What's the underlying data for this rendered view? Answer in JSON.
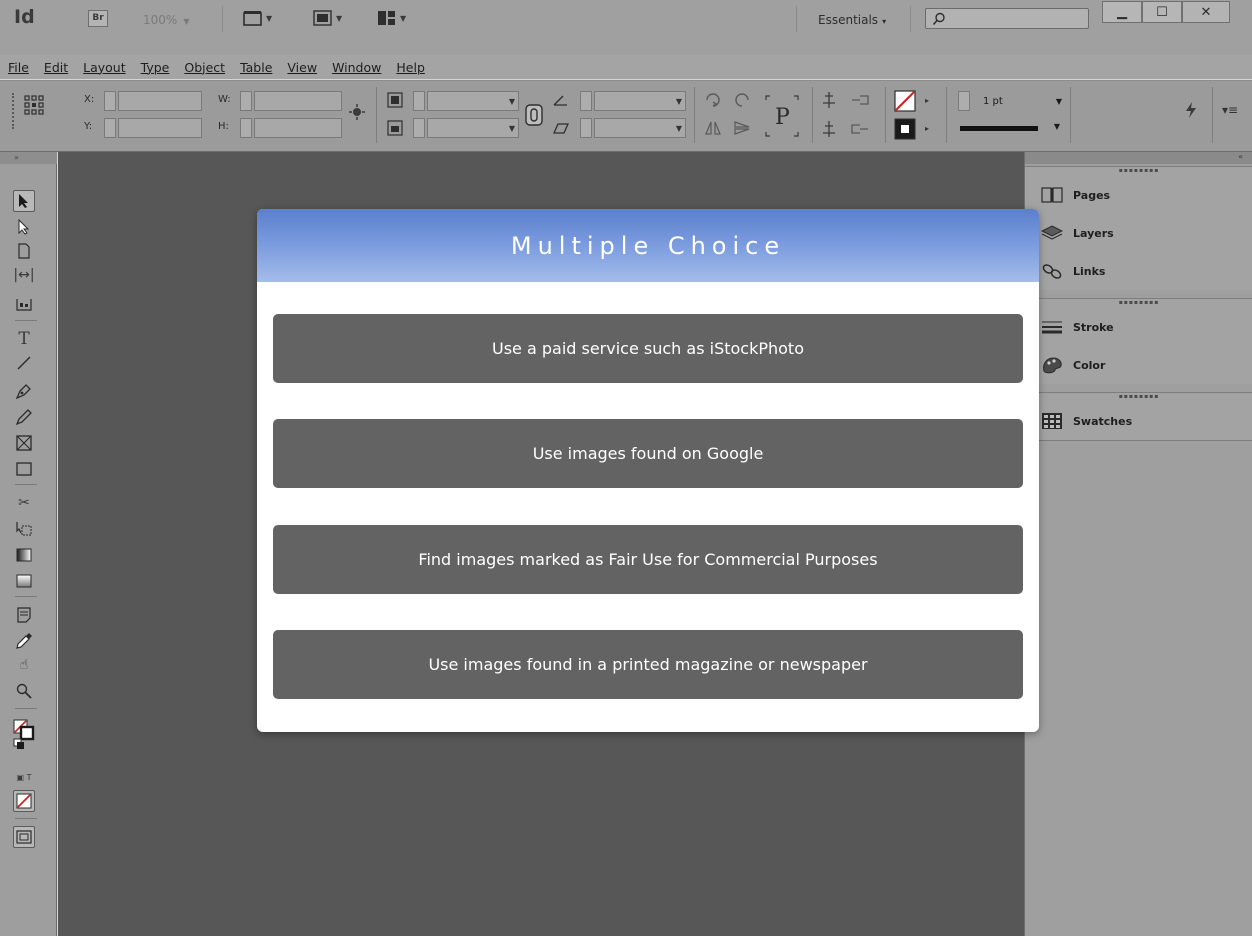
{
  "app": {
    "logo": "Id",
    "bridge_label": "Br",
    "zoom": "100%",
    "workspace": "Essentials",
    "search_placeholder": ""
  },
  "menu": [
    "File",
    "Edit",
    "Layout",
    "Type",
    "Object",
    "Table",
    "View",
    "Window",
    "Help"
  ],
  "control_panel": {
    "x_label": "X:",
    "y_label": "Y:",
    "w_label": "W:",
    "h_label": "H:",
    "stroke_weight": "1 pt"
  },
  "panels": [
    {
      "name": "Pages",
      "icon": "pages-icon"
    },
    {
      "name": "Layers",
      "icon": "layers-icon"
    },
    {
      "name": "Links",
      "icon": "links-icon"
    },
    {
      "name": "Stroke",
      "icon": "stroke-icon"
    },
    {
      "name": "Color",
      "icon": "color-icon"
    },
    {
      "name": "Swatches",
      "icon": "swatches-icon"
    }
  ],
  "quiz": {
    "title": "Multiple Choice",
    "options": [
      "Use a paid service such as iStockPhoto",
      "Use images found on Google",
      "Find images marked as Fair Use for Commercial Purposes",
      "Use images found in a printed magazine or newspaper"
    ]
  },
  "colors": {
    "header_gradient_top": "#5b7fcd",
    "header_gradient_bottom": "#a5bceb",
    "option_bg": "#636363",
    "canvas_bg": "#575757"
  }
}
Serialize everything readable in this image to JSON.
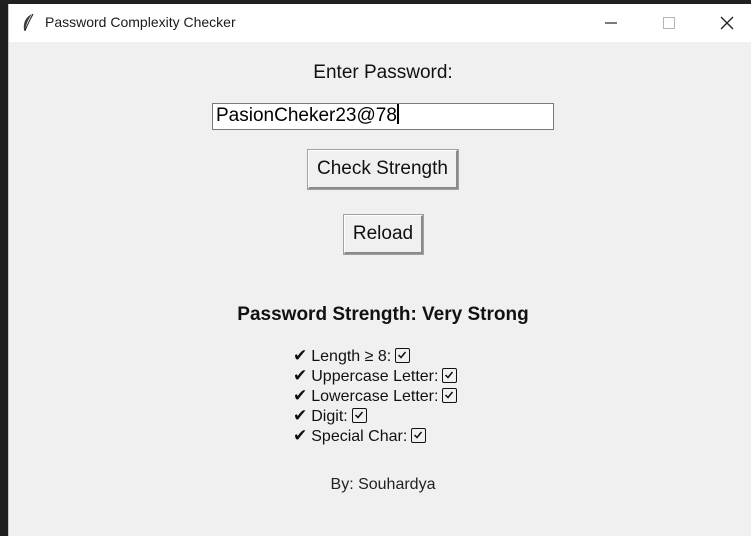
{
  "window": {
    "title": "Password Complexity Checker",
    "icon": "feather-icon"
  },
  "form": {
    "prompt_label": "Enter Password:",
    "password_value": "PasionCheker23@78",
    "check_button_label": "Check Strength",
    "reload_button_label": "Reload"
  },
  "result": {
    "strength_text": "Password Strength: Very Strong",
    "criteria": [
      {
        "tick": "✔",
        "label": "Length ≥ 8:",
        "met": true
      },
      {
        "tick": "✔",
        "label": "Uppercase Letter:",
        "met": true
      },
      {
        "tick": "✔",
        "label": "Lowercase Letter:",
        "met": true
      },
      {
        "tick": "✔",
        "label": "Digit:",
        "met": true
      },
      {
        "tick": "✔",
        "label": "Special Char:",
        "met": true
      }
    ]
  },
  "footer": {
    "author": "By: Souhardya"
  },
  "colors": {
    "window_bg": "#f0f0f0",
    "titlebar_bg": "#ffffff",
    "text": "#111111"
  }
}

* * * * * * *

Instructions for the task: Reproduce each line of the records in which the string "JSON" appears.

Answer to this problem:
What's the underlying data for this rendered view? Answer in JSON.
Serialize everything readable in this image to JSON.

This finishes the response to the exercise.